GOAL OF THE EXERCISE — Omit the images and retype the records verbatim.

[Entries from a dataset of interfaces]
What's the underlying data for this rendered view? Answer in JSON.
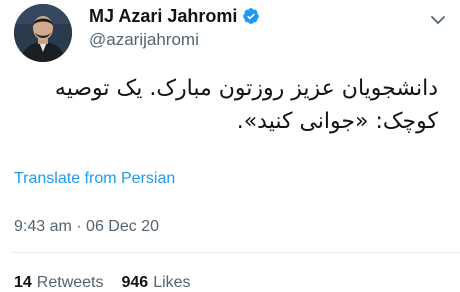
{
  "author": {
    "display_name": "MJ Azari Jahromi",
    "handle": "@azarijahromi",
    "verified": true,
    "avatar_icon": "profile-photo"
  },
  "tweet": {
    "text": "دانشجویان عزیز روزتون مبارک. یک توصیه کوچک: «جوانی کنید».",
    "translate_label": "Translate from Persian",
    "time": "9:43 am",
    "separator": "·",
    "date": "06 Dec 20"
  },
  "stats": {
    "retweets_count": "14",
    "retweets_label": "Retweets",
    "likes_count": "946",
    "likes_label": "Likes"
  },
  "colors": {
    "link": "#1d9bf0",
    "verified": "#1d9bf0",
    "secondary_text": "#536471",
    "primary_text": "#0f1419",
    "divider": "#e6ecf0"
  }
}
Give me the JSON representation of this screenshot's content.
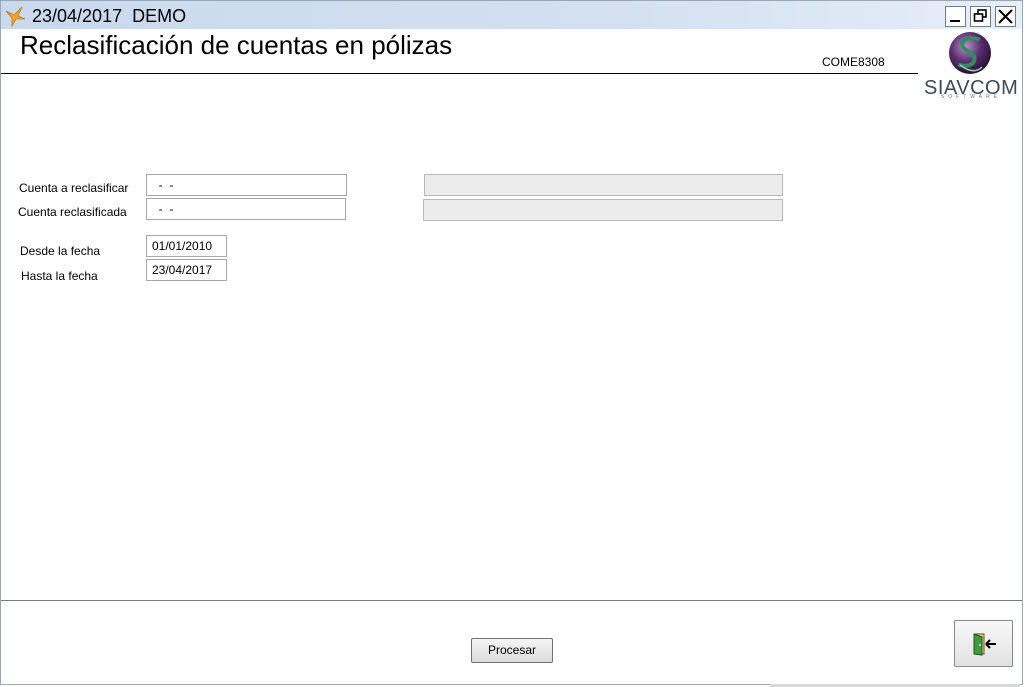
{
  "window": {
    "title": "23/04/2017  DEMO",
    "minimize_icon": "minimize-icon",
    "restore_icon": "restore-icon",
    "close_icon": "close-icon"
  },
  "header": {
    "title": "Reclasificación de cuentas en pólizas",
    "form_code": "COME8308",
    "logo_text": "SIAVCOM",
    "logo_subtext": "SOFTWARE"
  },
  "form": {
    "cuenta_reclasificar": {
      "label": "Cuenta a reclasificar",
      "value": "  -  -",
      "description": ""
    },
    "cuenta_reclasificada": {
      "label": "Cuenta reclasificada",
      "value": "  -  -",
      "description": ""
    },
    "desde_fecha": {
      "label": "Desde la fecha",
      "value": "01/01/2010"
    },
    "hasta_fecha": {
      "label": "Hasta la fecha",
      "value": "23/04/2017"
    }
  },
  "footer": {
    "procesar_label": "Procesar",
    "exit_icon": "exit-door-icon"
  },
  "colors": {
    "titlebar": "#c9d9ee",
    "disabled_field": "#ececec",
    "logo_green": "#2e8f5e",
    "logo_purple": "#5b2d6e"
  }
}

REPLY —
What's the underlying data for this rendered view? Answer in JSON.
{
  "author": {
    "display_name": "MJ Azari Jahromi",
    "handle": "@azarijahromi",
    "verified": true,
    "avatar_icon": "profile-photo"
  },
  "tweet": {
    "text": "دانشجویان عزیز روزتون مبارک. یک توصیه کوچک: «جوانی کنید».",
    "translate_label": "Translate from Persian",
    "time": "9:43 am",
    "separator": "·",
    "date": "06 Dec 20"
  },
  "stats": {
    "retweets_count": "14",
    "retweets_label": "Retweets",
    "likes_count": "946",
    "likes_label": "Likes"
  },
  "colors": {
    "link": "#1d9bf0",
    "verified": "#1d9bf0",
    "secondary_text": "#536471",
    "primary_text": "#0f1419",
    "divider": "#e6ecf0"
  }
}
Give me the JSON representation of this screenshot's content.
{
  "window": {
    "title": "23/04/2017  DEMO",
    "minimize_icon": "minimize-icon",
    "restore_icon": "restore-icon",
    "close_icon": "close-icon"
  },
  "header": {
    "title": "Reclasificación de cuentas en pólizas",
    "form_code": "COME8308",
    "logo_text": "SIAVCOM",
    "logo_subtext": "SOFTWARE"
  },
  "form": {
    "cuenta_reclasificar": {
      "label": "Cuenta a reclasificar",
      "value": "  -  -",
      "description": ""
    },
    "cuenta_reclasificada": {
      "label": "Cuenta reclasificada",
      "value": "  -  -",
      "description": ""
    },
    "desde_fecha": {
      "label": "Desde la fecha",
      "value": "01/01/2010"
    },
    "hasta_fecha": {
      "label": "Hasta la fecha",
      "value": "23/04/2017"
    }
  },
  "footer": {
    "procesar_label": "Procesar",
    "exit_icon": "exit-door-icon"
  },
  "colors": {
    "titlebar": "#c9d9ee",
    "disabled_field": "#ececec",
    "logo_green": "#2e8f5e",
    "logo_purple": "#5b2d6e"
  }
}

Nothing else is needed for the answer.